▶ _Data about app and page elements_:
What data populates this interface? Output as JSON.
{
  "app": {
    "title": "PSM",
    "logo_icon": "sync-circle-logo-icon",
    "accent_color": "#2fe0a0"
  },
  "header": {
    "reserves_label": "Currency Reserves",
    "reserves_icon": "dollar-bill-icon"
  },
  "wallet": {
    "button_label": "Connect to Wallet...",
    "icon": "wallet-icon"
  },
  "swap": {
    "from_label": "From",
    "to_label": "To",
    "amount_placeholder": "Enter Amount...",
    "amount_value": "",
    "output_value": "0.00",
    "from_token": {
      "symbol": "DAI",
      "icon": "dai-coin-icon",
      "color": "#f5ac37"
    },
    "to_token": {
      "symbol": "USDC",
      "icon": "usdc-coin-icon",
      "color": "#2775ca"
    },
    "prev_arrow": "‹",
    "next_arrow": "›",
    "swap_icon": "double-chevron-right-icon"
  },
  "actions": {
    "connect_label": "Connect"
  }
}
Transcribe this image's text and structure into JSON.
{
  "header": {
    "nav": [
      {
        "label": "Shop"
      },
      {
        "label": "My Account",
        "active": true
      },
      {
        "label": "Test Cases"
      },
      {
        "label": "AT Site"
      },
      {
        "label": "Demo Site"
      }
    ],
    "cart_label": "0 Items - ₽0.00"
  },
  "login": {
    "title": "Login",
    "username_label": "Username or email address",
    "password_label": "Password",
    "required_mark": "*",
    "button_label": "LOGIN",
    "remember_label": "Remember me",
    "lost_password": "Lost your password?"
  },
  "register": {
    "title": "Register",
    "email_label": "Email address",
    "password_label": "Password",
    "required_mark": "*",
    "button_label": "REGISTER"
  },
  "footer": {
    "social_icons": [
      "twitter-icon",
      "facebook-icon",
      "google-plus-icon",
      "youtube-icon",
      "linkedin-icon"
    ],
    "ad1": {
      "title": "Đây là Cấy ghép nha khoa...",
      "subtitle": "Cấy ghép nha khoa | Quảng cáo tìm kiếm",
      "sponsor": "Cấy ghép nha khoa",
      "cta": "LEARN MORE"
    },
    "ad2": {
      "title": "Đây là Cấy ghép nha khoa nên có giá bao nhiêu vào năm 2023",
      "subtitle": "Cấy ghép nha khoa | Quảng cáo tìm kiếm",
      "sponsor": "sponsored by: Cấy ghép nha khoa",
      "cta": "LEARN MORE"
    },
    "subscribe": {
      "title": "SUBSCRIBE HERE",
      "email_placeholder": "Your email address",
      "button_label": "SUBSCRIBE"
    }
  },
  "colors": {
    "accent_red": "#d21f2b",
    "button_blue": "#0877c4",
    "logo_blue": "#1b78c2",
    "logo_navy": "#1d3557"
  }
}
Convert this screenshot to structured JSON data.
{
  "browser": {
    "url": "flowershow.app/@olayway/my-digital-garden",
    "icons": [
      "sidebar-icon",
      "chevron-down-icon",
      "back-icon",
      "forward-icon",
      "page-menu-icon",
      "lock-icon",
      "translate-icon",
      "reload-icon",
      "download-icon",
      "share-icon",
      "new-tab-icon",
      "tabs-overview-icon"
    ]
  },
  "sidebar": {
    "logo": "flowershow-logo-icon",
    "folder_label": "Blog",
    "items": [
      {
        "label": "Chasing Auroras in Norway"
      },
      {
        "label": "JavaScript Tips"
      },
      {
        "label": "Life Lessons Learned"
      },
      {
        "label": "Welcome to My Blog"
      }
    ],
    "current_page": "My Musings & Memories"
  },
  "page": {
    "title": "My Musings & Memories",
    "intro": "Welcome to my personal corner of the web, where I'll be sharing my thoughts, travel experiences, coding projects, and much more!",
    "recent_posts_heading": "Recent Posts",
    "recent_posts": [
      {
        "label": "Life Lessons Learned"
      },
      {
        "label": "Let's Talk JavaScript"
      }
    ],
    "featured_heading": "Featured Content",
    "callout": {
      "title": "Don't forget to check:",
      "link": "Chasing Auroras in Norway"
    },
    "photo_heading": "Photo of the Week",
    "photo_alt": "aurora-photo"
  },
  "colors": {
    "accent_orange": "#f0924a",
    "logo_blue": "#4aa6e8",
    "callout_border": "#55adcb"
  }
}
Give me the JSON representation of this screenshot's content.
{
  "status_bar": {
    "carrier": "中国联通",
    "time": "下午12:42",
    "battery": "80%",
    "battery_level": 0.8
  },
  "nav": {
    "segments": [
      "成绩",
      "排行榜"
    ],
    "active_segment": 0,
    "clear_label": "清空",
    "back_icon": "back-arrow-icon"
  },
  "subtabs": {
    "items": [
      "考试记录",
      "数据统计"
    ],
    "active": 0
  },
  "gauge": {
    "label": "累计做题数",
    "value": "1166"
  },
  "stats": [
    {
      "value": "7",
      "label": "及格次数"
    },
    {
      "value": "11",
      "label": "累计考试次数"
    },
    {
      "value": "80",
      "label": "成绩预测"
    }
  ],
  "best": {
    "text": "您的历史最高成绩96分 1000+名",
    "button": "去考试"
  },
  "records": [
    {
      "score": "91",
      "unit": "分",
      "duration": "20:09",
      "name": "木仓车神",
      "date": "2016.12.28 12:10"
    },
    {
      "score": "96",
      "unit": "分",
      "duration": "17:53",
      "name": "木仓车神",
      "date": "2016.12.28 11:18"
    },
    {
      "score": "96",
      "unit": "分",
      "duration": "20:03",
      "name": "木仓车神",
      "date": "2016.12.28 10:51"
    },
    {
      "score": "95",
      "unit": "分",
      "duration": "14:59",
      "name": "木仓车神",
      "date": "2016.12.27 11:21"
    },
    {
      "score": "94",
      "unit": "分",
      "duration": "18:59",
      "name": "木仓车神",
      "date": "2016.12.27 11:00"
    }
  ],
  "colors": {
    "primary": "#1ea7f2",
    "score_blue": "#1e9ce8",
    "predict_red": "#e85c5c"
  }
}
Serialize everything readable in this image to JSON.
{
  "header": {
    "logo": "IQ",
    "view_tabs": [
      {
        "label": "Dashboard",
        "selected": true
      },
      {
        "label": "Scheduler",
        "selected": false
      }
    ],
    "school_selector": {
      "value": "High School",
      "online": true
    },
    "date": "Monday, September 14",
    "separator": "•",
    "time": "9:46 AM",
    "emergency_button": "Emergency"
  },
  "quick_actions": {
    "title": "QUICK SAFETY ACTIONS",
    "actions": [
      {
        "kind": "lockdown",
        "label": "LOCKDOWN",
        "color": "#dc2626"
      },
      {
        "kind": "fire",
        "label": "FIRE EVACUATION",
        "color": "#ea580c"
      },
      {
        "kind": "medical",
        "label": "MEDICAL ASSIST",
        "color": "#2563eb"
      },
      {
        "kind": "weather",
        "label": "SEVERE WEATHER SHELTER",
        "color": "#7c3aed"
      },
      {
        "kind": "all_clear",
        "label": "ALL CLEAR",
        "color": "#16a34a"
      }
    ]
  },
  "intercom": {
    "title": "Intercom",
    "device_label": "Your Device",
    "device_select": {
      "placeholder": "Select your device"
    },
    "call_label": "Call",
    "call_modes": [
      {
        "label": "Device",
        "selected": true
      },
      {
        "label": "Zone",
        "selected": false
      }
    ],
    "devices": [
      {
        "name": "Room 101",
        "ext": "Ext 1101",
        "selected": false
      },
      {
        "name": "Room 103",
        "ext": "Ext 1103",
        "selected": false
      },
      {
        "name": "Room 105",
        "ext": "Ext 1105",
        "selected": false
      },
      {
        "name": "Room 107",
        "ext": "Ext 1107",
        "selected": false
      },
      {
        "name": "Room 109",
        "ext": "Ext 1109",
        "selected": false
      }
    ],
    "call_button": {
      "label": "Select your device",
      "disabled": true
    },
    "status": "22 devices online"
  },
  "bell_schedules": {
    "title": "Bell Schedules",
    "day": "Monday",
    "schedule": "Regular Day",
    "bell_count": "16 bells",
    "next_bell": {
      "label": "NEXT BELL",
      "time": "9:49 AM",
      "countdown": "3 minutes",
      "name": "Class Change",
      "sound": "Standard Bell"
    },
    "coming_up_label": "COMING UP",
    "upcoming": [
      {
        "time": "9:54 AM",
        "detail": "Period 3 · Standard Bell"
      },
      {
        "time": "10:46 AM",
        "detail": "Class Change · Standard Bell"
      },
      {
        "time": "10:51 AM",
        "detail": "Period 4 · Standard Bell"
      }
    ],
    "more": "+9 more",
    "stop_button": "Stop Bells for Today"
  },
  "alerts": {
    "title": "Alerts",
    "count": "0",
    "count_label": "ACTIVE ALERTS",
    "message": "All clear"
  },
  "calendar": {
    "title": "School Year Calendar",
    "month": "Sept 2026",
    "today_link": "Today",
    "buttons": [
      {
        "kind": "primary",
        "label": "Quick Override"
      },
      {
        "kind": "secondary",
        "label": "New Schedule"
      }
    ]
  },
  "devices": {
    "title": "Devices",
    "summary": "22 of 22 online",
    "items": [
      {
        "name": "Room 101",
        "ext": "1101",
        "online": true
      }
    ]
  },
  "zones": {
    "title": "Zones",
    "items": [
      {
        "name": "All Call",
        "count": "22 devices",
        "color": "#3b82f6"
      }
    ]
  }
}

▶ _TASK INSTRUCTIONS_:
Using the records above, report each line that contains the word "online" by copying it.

▶ _TASK OUTPUT_:
      "online": true
    "status": "22 devices online"
    "summary": "22 of 22 online",
        "online": true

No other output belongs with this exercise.